## Exercise objective
Among the entries, which lines carry the string "HERAS"? Copy each of them.

## Stored data
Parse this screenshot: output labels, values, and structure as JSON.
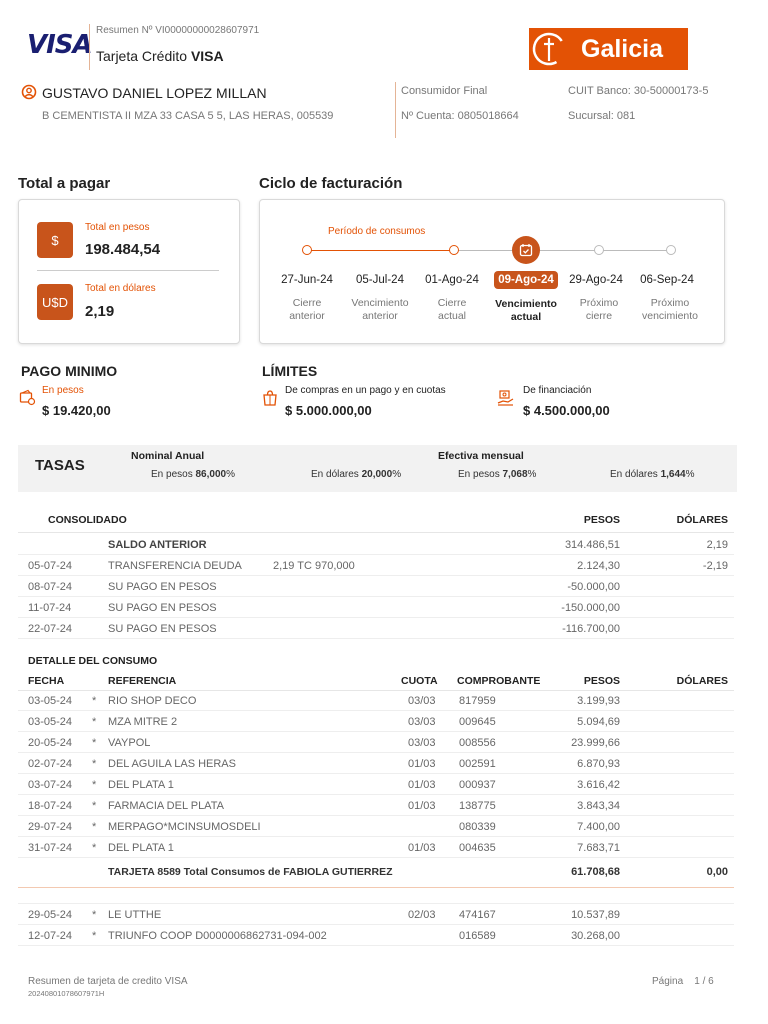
{
  "header": {
    "brand": "VISA",
    "resumen": "Resumen Nº VI00000000028607971",
    "card_type_prefix": "Tarjeta Crédito",
    "card_type_brand": "VISA",
    "bank_name": "Galicia",
    "holder_name": "GUSTAVO DANIEL LOPEZ MILLAN",
    "address": "B CEMENTISTA II MZA 33 CASA 5 5, LAS HERAS, 005539",
    "consumer_type": "Consumidor Final",
    "account": "Nº Cuenta: 0805018664",
    "cuit": "CUIT Banco: 30-50000173-5",
    "branch": "Sucursal: 081"
  },
  "total": {
    "title": "Total a pagar",
    "pesos_label": "Total en pesos",
    "pesos_value": "198.484,54",
    "pesos_icon": "$",
    "usd_label": "Total en dólares",
    "usd_value": "2,19",
    "usd_icon": "U$D"
  },
  "cycle": {
    "title": "Ciclo de facturación",
    "period_label": "Período de consumos",
    "items": [
      {
        "date": "27-Jun-24",
        "label1": "Cierre",
        "label2": "anterior"
      },
      {
        "date": "05-Jul-24",
        "label1": "Vencimiento",
        "label2": "anterior"
      },
      {
        "date": "01-Ago-24",
        "label1": "Cierre",
        "label2": "actual"
      },
      {
        "date": "09-Ago-24",
        "label1": "Vencimiento",
        "label2": "actual"
      },
      {
        "date": "29-Ago-24",
        "label1": "Próximo",
        "label2": "cierre"
      },
      {
        "date": "06-Sep-24",
        "label1": "Próximo",
        "label2": "vencimiento"
      }
    ],
    "accent": "#e35205"
  },
  "minimum": {
    "title": "PAGO MINIMO",
    "label": "En pesos",
    "value": "$ 19.420,00"
  },
  "limits": {
    "title": "LÍMITES",
    "purchase_label": "De compras en un pago y en cuotas",
    "purchase_value": "$ 5.000.000,00",
    "financing_label": "De financiación",
    "financing_value": "$ 4.500.000,00"
  },
  "rates": {
    "title": "TASAS",
    "nominal_title": "Nominal Anual",
    "effective_title": "Efectiva mensual",
    "nominal_pesos_label": "En pesos",
    "nominal_pesos_value": "86,000",
    "nominal_usd_label": "En dólares",
    "nominal_usd_value": "20,000",
    "effective_pesos_label": "En pesos",
    "effective_pesos_value": "7,068",
    "effective_usd_label": "En dólares",
    "effective_usd_value": "1,644",
    "percent": "%"
  },
  "consolidated": {
    "title": "CONSOLIDADO",
    "col_pesos": "PESOS",
    "col_usd": "DÓLARES",
    "rows": [
      {
        "date": "",
        "ref": "SALDO ANTERIOR",
        "extra": "",
        "pesos": "314.486,51",
        "usd": "2,19"
      },
      {
        "date": "05-07-24",
        "ref": "TRANSFERENCIA DEUDA",
        "extra": "2,19 TC 970,000",
        "pesos": "2.124,30",
        "usd": "-2,19"
      },
      {
        "date": "08-07-24",
        "ref": "SU PAGO EN PESOS",
        "extra": "",
        "pesos": "-50.000,00",
        "usd": ""
      },
      {
        "date": "11-07-24",
        "ref": "SU PAGO EN PESOS",
        "extra": "",
        "pesos": "-150.000,00",
        "usd": ""
      },
      {
        "date": "22-07-24",
        "ref": "SU PAGO EN PESOS",
        "extra": "",
        "pesos": "-116.700,00",
        "usd": ""
      }
    ]
  },
  "detail": {
    "title": "DETALLE DEL CONSUMO",
    "col_date": "FECHA",
    "col_ref": "REFERENCIA",
    "col_quota": "CUOTA",
    "col_voucher": "COMPROBANTE",
    "col_pesos": "PESOS",
    "col_usd": "DÓLARES",
    "rows": [
      {
        "date": "03-05-24",
        "mark": "*",
        "ref": "RIO SHOP DECO",
        "quota": "03/03",
        "voucher": "817959",
        "pesos": "3.199,93",
        "usd": ""
      },
      {
        "date": "03-05-24",
        "mark": "*",
        "ref": "MZA MITRE 2",
        "quota": "03/03",
        "voucher": "009645",
        "pesos": "5.094,69",
        "usd": ""
      },
      {
        "date": "20-05-24",
        "mark": "*",
        "ref": "VAYPOL",
        "quota": "03/03",
        "voucher": "008556",
        "pesos": "23.999,66",
        "usd": ""
      },
      {
        "date": "02-07-24",
        "mark": "*",
        "ref": "DEL AGUILA LAS HERAS",
        "quota": "01/03",
        "voucher": "002591",
        "pesos": "6.870,93",
        "usd": ""
      },
      {
        "date": "03-07-24",
        "mark": "*",
        "ref": "DEL PLATA 1",
        "quota": "01/03",
        "voucher": "000937",
        "pesos": "3.616,42",
        "usd": ""
      },
      {
        "date": "18-07-24",
        "mark": "*",
        "ref": "FARMACIA DEL PLATA",
        "quota": "01/03",
        "voucher": "138775",
        "pesos": "3.843,34",
        "usd": ""
      },
      {
        "date": "29-07-24",
        "mark": "*",
        "ref": "MERPAGO*MCINSUMOSDELI",
        "quota": "",
        "voucher": "080339",
        "pesos": "7.400,00",
        "usd": ""
      },
      {
        "date": "31-07-24",
        "mark": "*",
        "ref": "DEL PLATA 1",
        "quota": "01/03",
        "voucher": "004635",
        "pesos": "7.683,71",
        "usd": ""
      }
    ],
    "subtotal_label": "TARJETA 8589 Total Consumos de FABIOLA GUTIERREZ",
    "subtotal_pesos": "61.708,68",
    "subtotal_usd": "0,00",
    "rows2": [
      {
        "date": "29-05-24",
        "mark": "*",
        "ref": "LE UTTHE",
        "quota": "02/03",
        "voucher": "474167",
        "pesos": "10.537,89",
        "usd": ""
      },
      {
        "date": "12-07-24",
        "mark": "*",
        "ref": "TRIUNFO COOP D0000006862731-094-002",
        "quota": "",
        "voucher": "016589",
        "pesos": "30.268,00",
        "usd": ""
      }
    ]
  },
  "footer": {
    "doc_title": "Resumen de tarjeta de credito VISA",
    "doc_code": "20240801078607971H",
    "page_label": "Página",
    "page_value": "1 / 6"
  }
}
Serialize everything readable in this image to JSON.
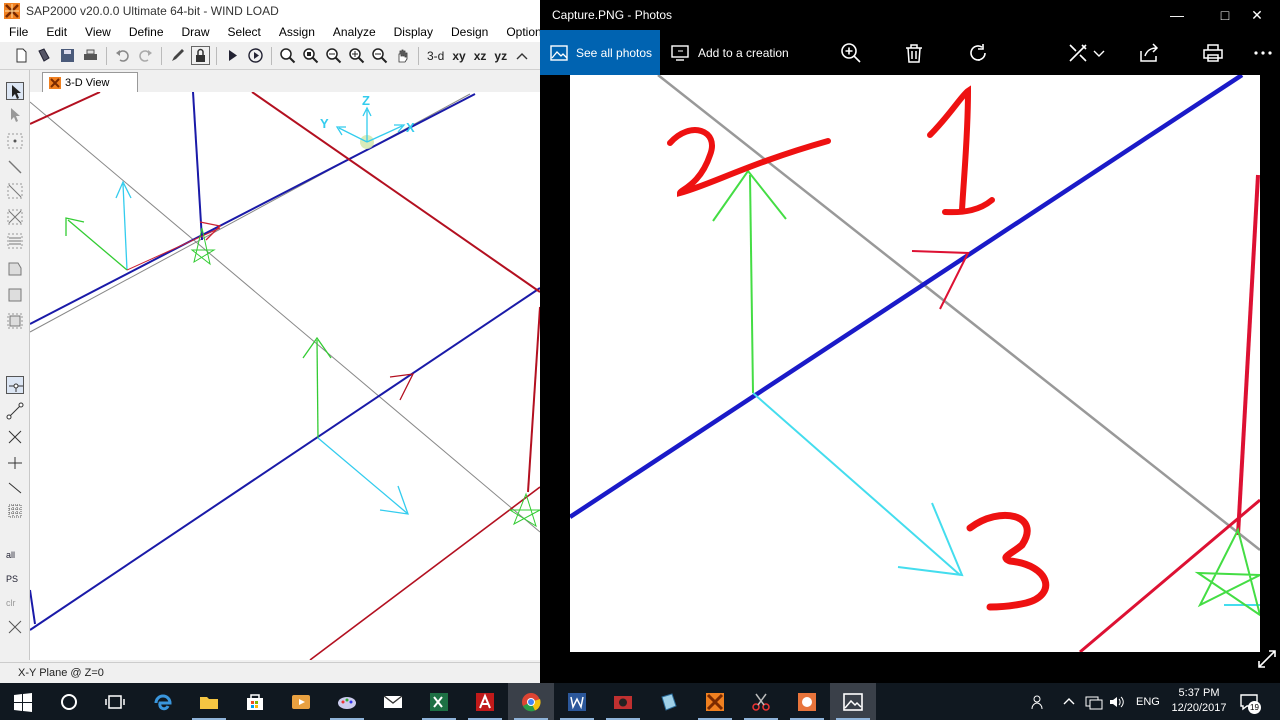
{
  "sap": {
    "title": "SAP2000 v20.0.0 Ultimate 64-bit - WIND LOAD",
    "menu": [
      "File",
      "Edit",
      "View",
      "Define",
      "Draw",
      "Select",
      "Assign",
      "Analyze",
      "Display",
      "Design",
      "Options"
    ],
    "toolbar_text": {
      "view3d": "3-d",
      "xy": "xy",
      "xz": "xz",
      "yz": "yz"
    },
    "tab": "3-D View",
    "axis_labels": {
      "z": "Z",
      "y": "Y",
      "x": "X"
    },
    "status": "X-Y Plane @ Z=0",
    "side_labels": {
      "all": "all",
      "ps": "PS",
      "clr": "clr"
    }
  },
  "photos": {
    "title": "Capture.PNG - Photos",
    "see_all": "See all photos",
    "add_creation": "Add to a creation",
    "icons": [
      "zoom-in-icon",
      "delete-icon",
      "rotate-icon",
      "edit-icon",
      "share-icon",
      "print-icon",
      "more-icon"
    ],
    "annotations": {
      "one": "1",
      "two": "2",
      "three": "3"
    }
  },
  "taskbar": {
    "apps": [
      "start-icon",
      "cortana-icon",
      "task-view-icon",
      "edge-icon",
      "file-explorer-icon",
      "store-icon",
      "media-icon",
      "paint-icon",
      "mail-icon",
      "excel-icon",
      "autocad-icon",
      "chrome-icon",
      "word-icon",
      "video-icon",
      "sketchup-icon",
      "sap2000-icon",
      "snip-icon",
      "etabs-icon",
      "photos-icon"
    ],
    "lang": "ENG",
    "time": "5:37 PM",
    "date": "12/20/2017",
    "notifications": "19"
  },
  "colors": {
    "sap_accent": "#0063b1",
    "beam_blue": "#1a1aa8",
    "beam_red": "#b31020",
    "axis_green": "#33cc33",
    "axis_cyan": "#33ccee",
    "annotation_red": "#ee1111"
  }
}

## Solution for this exercise
    "address": "B CEMENTISTA II MZA 33 CASA 5 5, LAS HERAS, 005539",
        "ref": "DEL AGUILA LAS HERAS",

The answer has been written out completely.